■ Task description
Pictures aside, repeat all the entries below exactly as they appear.

Recorded data:
= = = =

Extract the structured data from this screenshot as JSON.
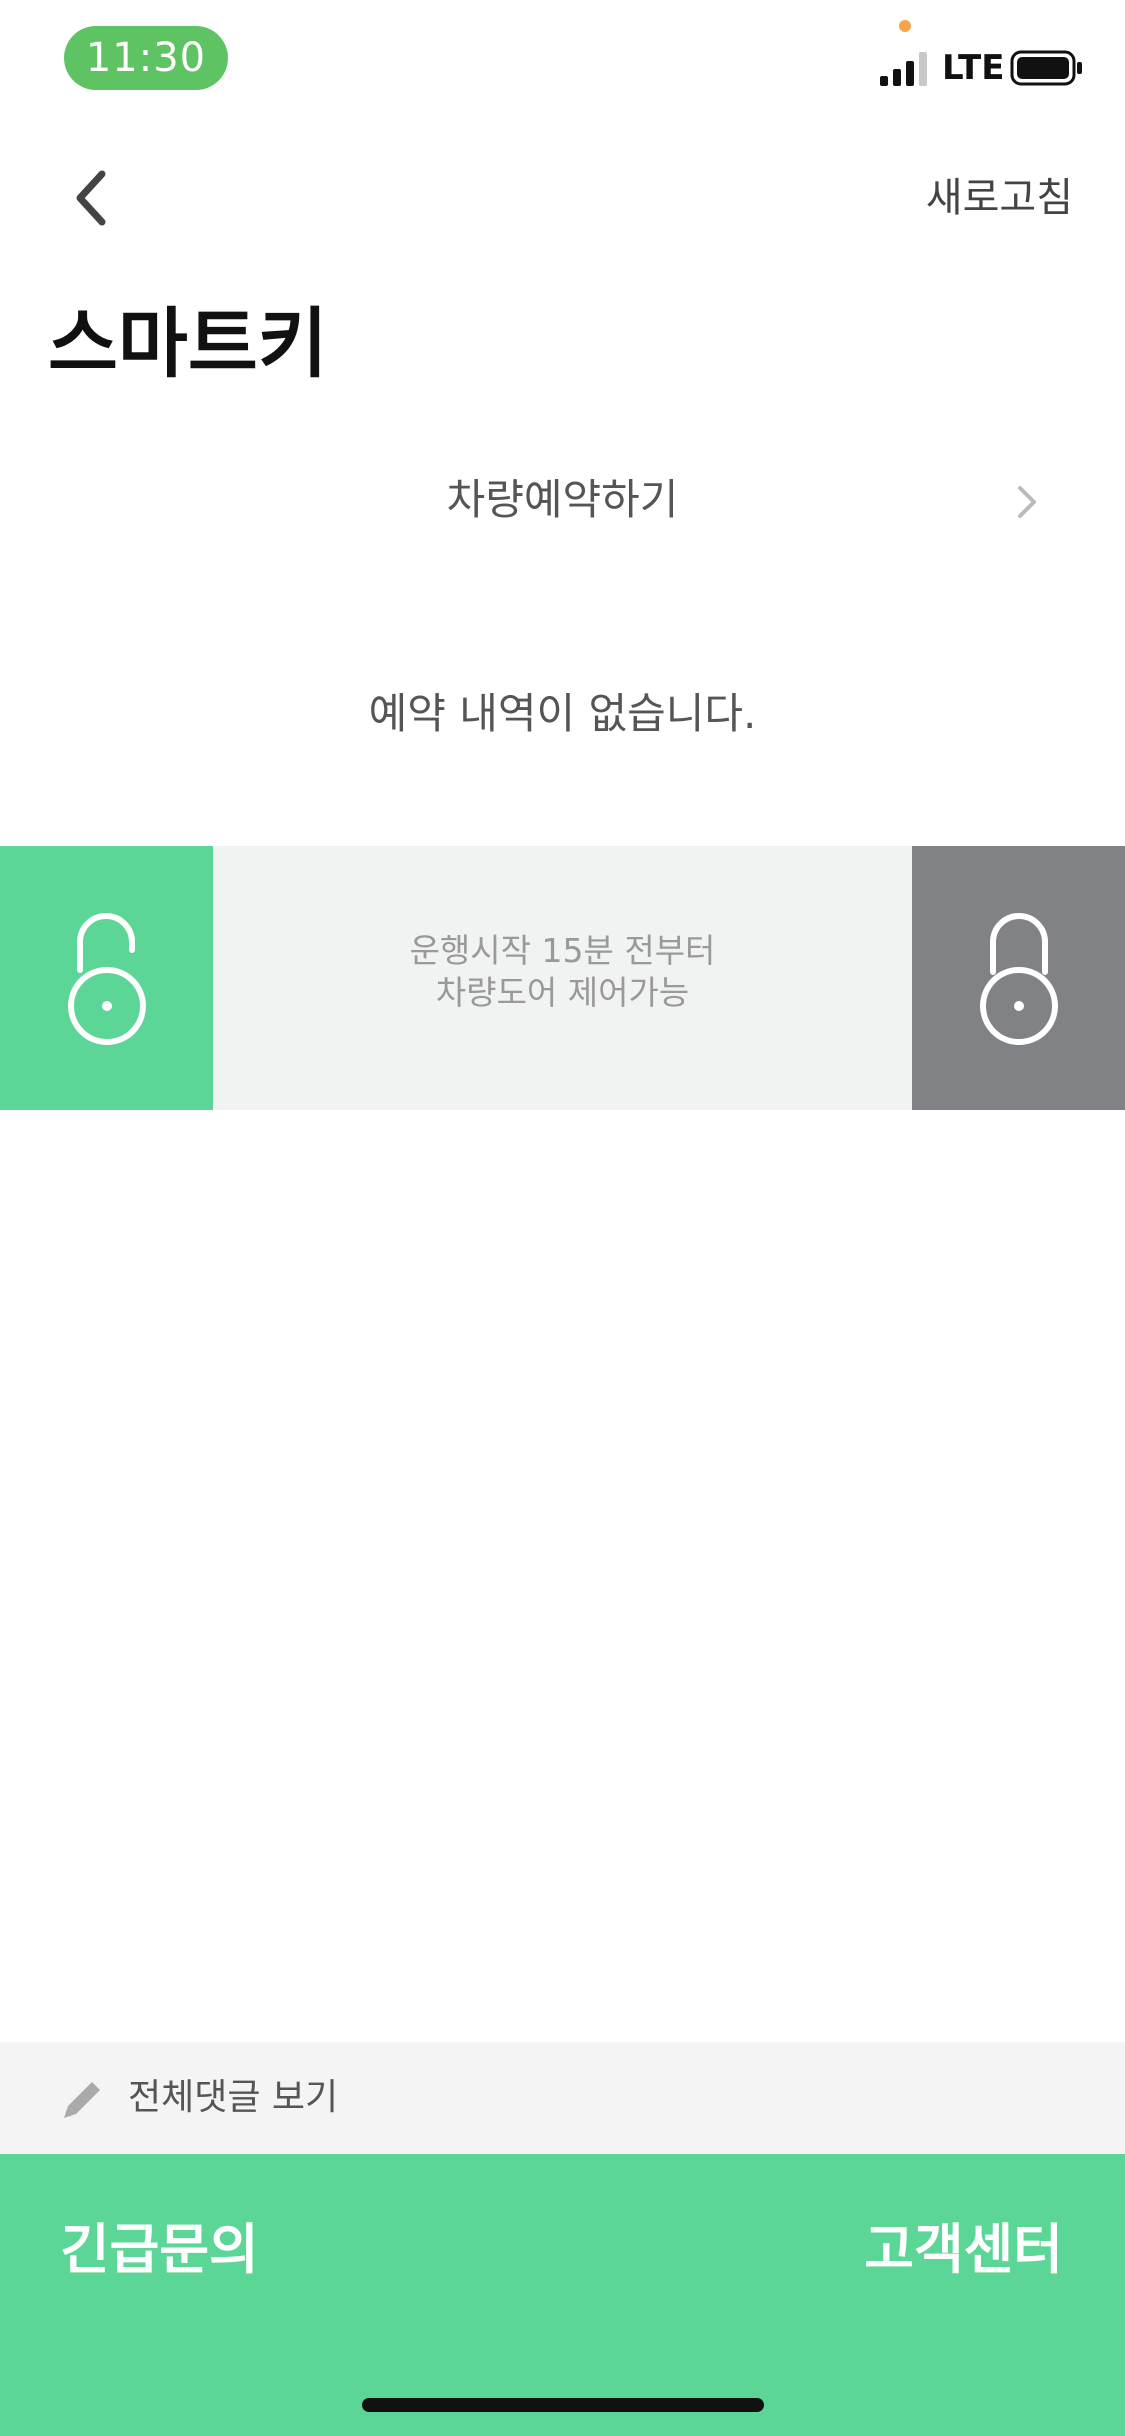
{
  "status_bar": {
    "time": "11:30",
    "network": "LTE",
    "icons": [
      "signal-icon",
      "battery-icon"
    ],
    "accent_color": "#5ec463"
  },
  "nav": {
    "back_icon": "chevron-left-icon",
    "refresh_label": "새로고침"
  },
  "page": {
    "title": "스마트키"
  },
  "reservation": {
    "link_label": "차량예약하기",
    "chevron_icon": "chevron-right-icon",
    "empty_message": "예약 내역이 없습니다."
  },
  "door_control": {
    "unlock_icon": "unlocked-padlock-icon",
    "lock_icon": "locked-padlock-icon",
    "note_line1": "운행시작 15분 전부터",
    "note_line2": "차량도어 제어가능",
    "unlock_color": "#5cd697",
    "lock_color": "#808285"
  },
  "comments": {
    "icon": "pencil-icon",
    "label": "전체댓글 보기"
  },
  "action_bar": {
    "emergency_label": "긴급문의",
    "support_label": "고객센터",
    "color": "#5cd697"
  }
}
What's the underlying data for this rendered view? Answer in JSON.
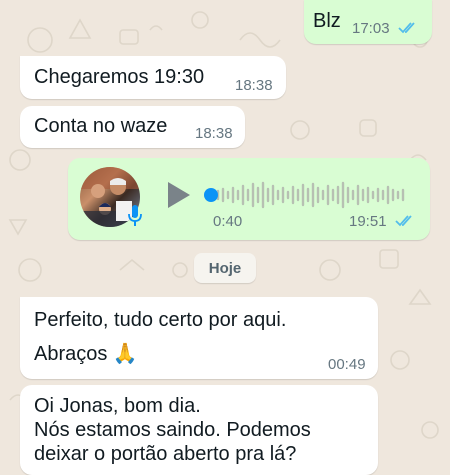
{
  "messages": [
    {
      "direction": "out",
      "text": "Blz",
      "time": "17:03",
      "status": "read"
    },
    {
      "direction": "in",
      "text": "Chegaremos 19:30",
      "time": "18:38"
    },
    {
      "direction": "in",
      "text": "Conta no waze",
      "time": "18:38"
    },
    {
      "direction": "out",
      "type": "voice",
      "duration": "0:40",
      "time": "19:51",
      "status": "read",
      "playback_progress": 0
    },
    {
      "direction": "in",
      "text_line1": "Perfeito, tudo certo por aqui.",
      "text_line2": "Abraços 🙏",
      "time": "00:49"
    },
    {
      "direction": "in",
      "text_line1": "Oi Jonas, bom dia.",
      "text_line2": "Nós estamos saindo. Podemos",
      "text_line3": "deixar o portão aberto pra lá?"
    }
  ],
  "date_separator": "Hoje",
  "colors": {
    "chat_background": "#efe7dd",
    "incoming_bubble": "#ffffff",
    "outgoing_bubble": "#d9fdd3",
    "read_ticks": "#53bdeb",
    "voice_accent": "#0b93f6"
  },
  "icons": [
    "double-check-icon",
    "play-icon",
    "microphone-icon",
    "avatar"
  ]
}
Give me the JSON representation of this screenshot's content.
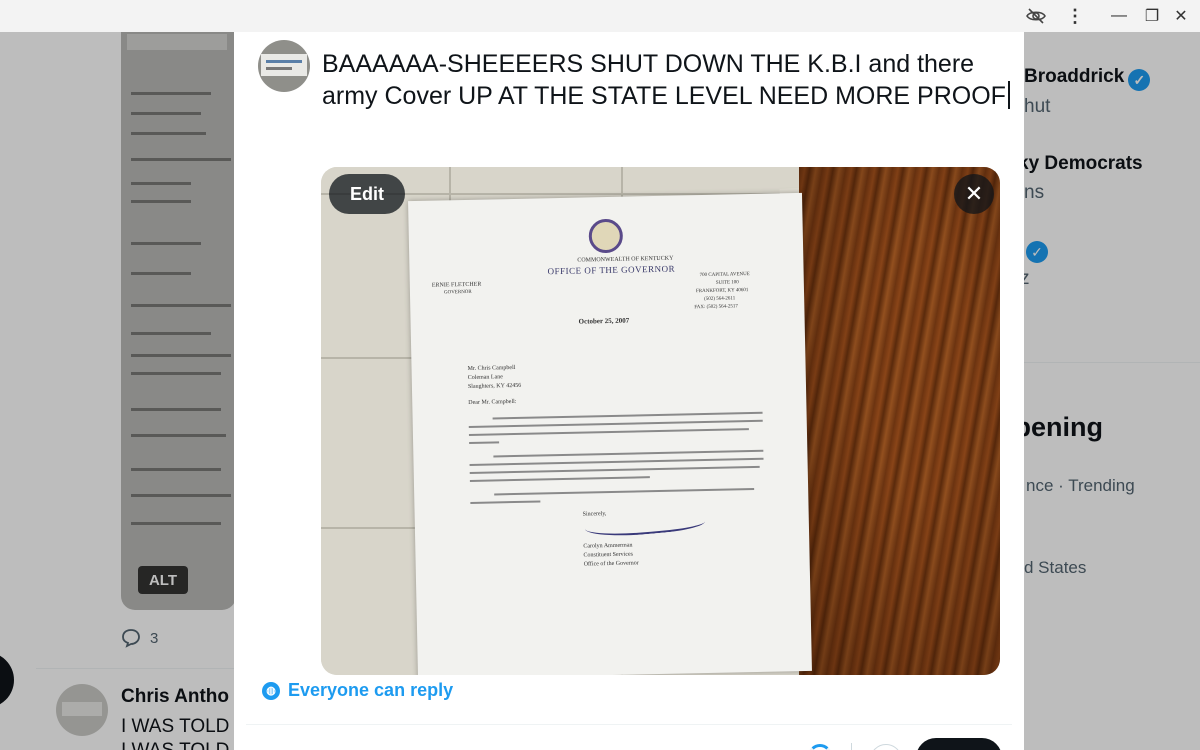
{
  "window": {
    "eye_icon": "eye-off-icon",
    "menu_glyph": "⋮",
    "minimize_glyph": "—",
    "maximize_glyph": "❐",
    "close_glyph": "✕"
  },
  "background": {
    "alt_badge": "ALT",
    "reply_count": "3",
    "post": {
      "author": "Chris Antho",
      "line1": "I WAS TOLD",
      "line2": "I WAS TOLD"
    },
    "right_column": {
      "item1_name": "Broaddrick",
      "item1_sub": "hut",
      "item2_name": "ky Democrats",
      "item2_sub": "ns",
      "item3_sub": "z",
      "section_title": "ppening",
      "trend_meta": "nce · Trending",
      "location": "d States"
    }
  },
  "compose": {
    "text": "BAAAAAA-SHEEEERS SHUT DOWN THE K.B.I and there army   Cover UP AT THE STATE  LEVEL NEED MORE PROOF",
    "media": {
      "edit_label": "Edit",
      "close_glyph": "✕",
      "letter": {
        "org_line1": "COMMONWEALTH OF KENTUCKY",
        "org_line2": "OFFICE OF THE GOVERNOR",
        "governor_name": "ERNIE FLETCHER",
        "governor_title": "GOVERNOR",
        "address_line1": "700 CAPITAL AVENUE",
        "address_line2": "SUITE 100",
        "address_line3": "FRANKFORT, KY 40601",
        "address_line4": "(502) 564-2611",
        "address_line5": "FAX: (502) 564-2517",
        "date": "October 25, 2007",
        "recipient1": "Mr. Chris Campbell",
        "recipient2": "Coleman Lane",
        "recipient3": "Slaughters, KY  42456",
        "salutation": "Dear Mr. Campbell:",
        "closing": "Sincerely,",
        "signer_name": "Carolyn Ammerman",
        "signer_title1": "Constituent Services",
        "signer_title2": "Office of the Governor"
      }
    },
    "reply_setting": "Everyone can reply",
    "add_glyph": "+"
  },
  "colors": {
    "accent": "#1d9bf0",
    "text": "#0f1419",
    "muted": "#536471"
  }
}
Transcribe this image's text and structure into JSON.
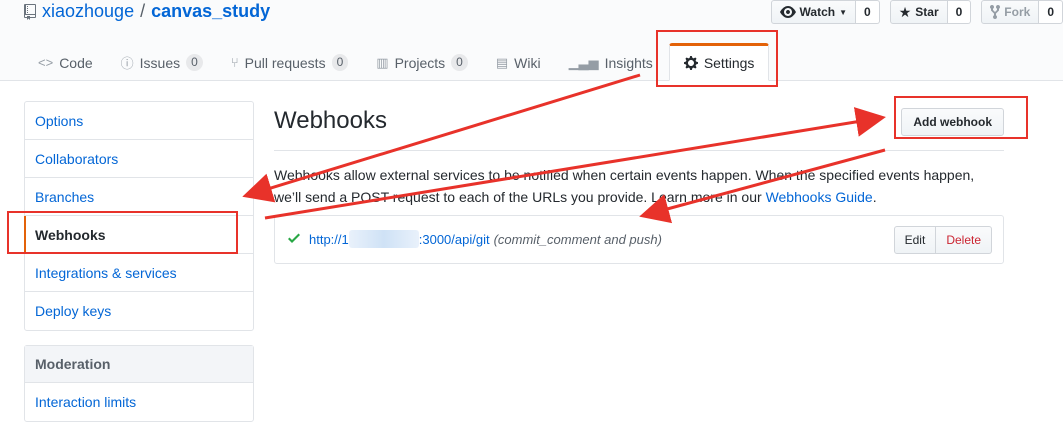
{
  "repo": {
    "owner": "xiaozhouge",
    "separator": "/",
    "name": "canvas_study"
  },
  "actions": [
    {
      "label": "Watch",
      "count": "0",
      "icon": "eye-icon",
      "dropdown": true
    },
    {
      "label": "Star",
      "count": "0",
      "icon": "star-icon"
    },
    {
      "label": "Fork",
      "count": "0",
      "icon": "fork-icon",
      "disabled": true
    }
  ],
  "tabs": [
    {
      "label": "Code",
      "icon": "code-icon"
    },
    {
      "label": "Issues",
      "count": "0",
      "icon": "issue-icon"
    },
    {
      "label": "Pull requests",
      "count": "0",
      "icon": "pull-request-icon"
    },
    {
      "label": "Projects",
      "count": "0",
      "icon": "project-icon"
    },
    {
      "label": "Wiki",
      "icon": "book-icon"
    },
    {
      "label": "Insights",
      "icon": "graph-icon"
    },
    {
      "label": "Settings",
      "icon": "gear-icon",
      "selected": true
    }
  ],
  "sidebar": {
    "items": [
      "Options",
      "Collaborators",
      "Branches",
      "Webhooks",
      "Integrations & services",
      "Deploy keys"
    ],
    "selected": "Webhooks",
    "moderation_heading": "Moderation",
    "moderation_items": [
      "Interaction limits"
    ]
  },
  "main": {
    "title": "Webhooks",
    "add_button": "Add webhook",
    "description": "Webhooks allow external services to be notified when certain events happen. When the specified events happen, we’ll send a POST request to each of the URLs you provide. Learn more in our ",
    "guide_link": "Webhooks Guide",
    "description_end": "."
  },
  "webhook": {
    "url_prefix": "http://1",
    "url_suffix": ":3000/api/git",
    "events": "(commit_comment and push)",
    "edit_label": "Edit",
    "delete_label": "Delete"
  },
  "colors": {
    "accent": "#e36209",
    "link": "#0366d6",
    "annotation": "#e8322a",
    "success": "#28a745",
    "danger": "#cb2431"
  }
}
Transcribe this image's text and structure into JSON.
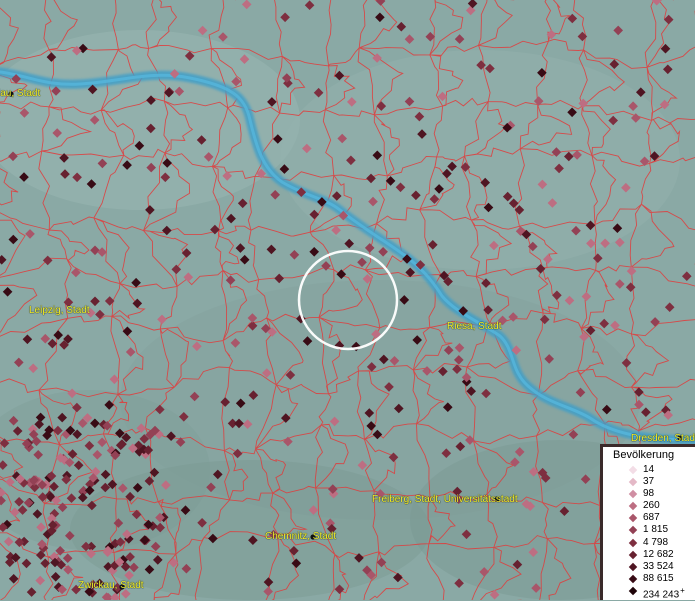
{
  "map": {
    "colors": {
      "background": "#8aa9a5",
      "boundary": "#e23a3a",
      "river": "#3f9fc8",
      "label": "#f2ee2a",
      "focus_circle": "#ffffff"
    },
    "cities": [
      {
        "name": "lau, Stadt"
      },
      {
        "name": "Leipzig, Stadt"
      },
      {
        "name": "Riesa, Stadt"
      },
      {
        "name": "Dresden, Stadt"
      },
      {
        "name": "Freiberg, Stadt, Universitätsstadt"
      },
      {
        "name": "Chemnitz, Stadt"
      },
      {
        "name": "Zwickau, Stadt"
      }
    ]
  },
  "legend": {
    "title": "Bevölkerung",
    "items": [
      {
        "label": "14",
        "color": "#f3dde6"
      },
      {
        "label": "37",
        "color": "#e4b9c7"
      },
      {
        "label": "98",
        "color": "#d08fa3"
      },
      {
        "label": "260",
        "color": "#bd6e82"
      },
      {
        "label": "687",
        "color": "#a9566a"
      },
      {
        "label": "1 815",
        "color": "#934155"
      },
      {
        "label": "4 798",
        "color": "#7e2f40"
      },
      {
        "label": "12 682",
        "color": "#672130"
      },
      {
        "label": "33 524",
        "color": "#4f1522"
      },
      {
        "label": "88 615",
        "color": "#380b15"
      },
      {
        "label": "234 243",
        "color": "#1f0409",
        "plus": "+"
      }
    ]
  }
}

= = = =

■ Answer section
Extract the structured data from this screenshot as JSON.
{
  "status_bar": {
    "time": "11:30",
    "network": "LTE",
    "icons": [
      "signal-icon",
      "battery-icon"
    ],
    "accent_color": "#5ec463"
  },
  "nav": {
    "back_icon": "chevron-left-icon",
    "refresh_label": "새로고침"
  },
  "page": {
    "title": "스마트키"
  },
  "reservation": {
    "link_label": "차량예약하기",
    "chevron_icon": "chevron-right-icon",
    "empty_message": "예약 내역이 없습니다."
  },
  "door_control": {
    "unlock_icon": "unlocked-padlock-icon",
    "lock_icon": "locked-padlock-icon",
    "note_line1": "운행시작 15분 전부터",
    "note_line2": "차량도어 제어가능",
    "unlock_color": "#5cd697",
    "lock_color": "#808285"
  },
  "comments": {
    "icon": "pencil-icon",
    "label": "전체댓글 보기"
  },
  "action_bar": {
    "emergency_label": "긴급문의",
    "support_label": "고객센터",
    "color": "#5cd697"
  }
}
What's the underlying data for this rendered view? Answer in JSON.
{
  "messages": [
    {
      "direction": "out",
      "text": "Blz",
      "time": "17:03",
      "status": "read"
    },
    {
      "direction": "in",
      "text": "Chegaremos 19:30",
      "time": "18:38"
    },
    {
      "direction": "in",
      "text": "Conta no waze",
      "time": "18:38"
    },
    {
      "direction": "out",
      "type": "voice",
      "duration": "0:40",
      "time": "19:51",
      "status": "read",
      "playback_progress": 0
    },
    {
      "direction": "in",
      "text_line1": "Perfeito, tudo certo por aqui.",
      "text_line2": "Abraços 🙏",
      "time": "00:49"
    },
    {
      "direction": "in",
      "text_line1": "Oi Jonas, bom dia.",
      "text_line2": "Nós estamos saindo. Podemos",
      "text_line3": "deixar o portão aberto pra lá?"
    }
  ],
  "date_separator": "Hoje",
  "colors": {
    "chat_background": "#efe7dd",
    "incoming_bubble": "#ffffff",
    "outgoing_bubble": "#d9fdd3",
    "read_ticks": "#53bdeb",
    "voice_accent": "#0b93f6"
  },
  "icons": [
    "double-check-icon",
    "play-icon",
    "microphone-icon",
    "avatar"
  ]
}
Give me the JSON representation of this screenshot's content.
{
  "window": {
    "eye_icon": "eye-off-icon",
    "menu_glyph": "⋮",
    "minimize_glyph": "—",
    "maximize_glyph": "❐",
    "close_glyph": "✕"
  },
  "background": {
    "alt_badge": "ALT",
    "reply_count": "3",
    "post": {
      "author": "Chris Antho",
      "line1": "I WAS TOLD",
      "line2": "I WAS TOLD"
    },
    "right_column": {
      "item1_name": "Broaddrick",
      "item1_sub": "hut",
      "item2_name": "ky Democrats",
      "item2_sub": "ns",
      "item3_sub": "z",
      "section_title": "ppening",
      "trend_meta": "nce · Trending",
      "location": "d States"
    }
  },
  "compose": {
    "text": "BAAAAAA-SHEEEERS SHUT DOWN THE K.B.I and there army   Cover UP AT THE STATE  LEVEL NEED MORE PROOF",
    "media": {
      "edit_label": "Edit",
      "close_glyph": "✕",
      "letter": {
        "org_line1": "COMMONWEALTH OF KENTUCKY",
        "org_line2": "OFFICE OF THE GOVERNOR",
        "governor_name": "ERNIE FLETCHER",
        "governor_title": "GOVERNOR",
        "address_line1": "700 CAPITAL AVENUE",
        "address_line2": "SUITE 100",
        "address_line3": "FRANKFORT, KY 40601",
        "address_line4": "(502) 564-2611",
        "address_line5": "FAX: (502) 564-2517",
        "date": "October 25, 2007",
        "recipient1": "Mr. Chris Campbell",
        "recipient2": "Coleman Lane",
        "recipient3": "Slaughters, KY  42456",
        "salutation": "Dear Mr. Campbell:",
        "closing": "Sincerely,",
        "signer_name": "Carolyn Ammerman",
        "signer_title1": "Constituent Services",
        "signer_title2": "Office of the Governor"
      }
    },
    "reply_setting": "Everyone can reply",
    "add_glyph": "+"
  },
  "colors": {
    "accent": "#1d9bf0",
    "text": "#0f1419",
    "muted": "#536471"
  }
}
Transcribe this image's text and structure into JSON.
{
  "repo": {
    "owner": "xiaozhouge",
    "separator": "/",
    "name": "canvas_study"
  },
  "actions": [
    {
      "label": "Watch",
      "count": "0",
      "icon": "eye-icon",
      "dropdown": true
    },
    {
      "label": "Star",
      "count": "0",
      "icon": "star-icon"
    },
    {
      "label": "Fork",
      "count": "0",
      "icon": "fork-icon",
      "disabled": true
    }
  ],
  "tabs": [
    {
      "label": "Code",
      "icon": "code-icon"
    },
    {
      "label": "Issues",
      "count": "0",
      "icon": "issue-icon"
    },
    {
      "label": "Pull requests",
      "count": "0",
      "icon": "pull-request-icon"
    },
    {
      "label": "Projects",
      "count": "0",
      "icon": "project-icon"
    },
    {
      "label": "Wiki",
      "icon": "book-icon"
    },
    {
      "label": "Insights",
      "icon": "graph-icon"
    },
    {
      "label": "Settings",
      "icon": "gear-icon",
      "selected": true
    }
  ],
  "sidebar": {
    "items": [
      "Options",
      "Collaborators",
      "Branches",
      "Webhooks",
      "Integrations & services",
      "Deploy keys"
    ],
    "selected": "Webhooks",
    "moderation_heading": "Moderation",
    "moderation_items": [
      "Interaction limits"
    ]
  },
  "main": {
    "title": "Webhooks",
    "add_button": "Add webhook",
    "description": "Webhooks allow external services to be notified when certain events happen. When the specified events happen, we’ll send a POST request to each of the URLs you provide. Learn more in our ",
    "guide_link": "Webhooks Guide",
    "description_end": "."
  },
  "webhook": {
    "url_prefix": "http://1",
    "url_suffix": ":3000/api/git",
    "events": "(commit_comment and push)",
    "edit_label": "Edit",
    "delete_label": "Delete"
  },
  "colors": {
    "accent": "#e36209",
    "link": "#0366d6",
    "annotation": "#e8322a",
    "success": "#28a745",
    "danger": "#cb2431"
  }
}
Transcribe this image's text and structure into JSON.
{
  "map": {
    "colors": {
      "background": "#8aa9a5",
      "boundary": "#e23a3a",
      "river": "#3f9fc8",
      "label": "#f2ee2a",
      "focus_circle": "#ffffff"
    },
    "cities": [
      {
        "name": "lau, Stadt"
      },
      {
        "name": "Leipzig, Stadt"
      },
      {
        "name": "Riesa, Stadt"
      },
      {
        "name": "Dresden, Stadt"
      },
      {
        "name": "Freiberg, Stadt, Universitätsstadt"
      },
      {
        "name": "Chemnitz, Stadt"
      },
      {
        "name": "Zwickau, Stadt"
      }
    ]
  },
  "legend": {
    "title": "Bevölkerung",
    "items": [
      {
        "label": "14",
        "color": "#f3dde6"
      },
      {
        "label": "37",
        "color": "#e4b9c7"
      },
      {
        "label": "98",
        "color": "#d08fa3"
      },
      {
        "label": "260",
        "color": "#bd6e82"
      },
      {
        "label": "687",
        "color": "#a9566a"
      },
      {
        "label": "1 815",
        "color": "#934155"
      },
      {
        "label": "4 798",
        "color": "#7e2f40"
      },
      {
        "label": "12 682",
        "color": "#672130"
      },
      {
        "label": "33 524",
        "color": "#4f1522"
      },
      {
        "label": "88 615",
        "color": "#380b15"
      },
      {
        "label": "234 243",
        "color": "#1f0409",
        "plus": "+"
      }
    ]
  }
}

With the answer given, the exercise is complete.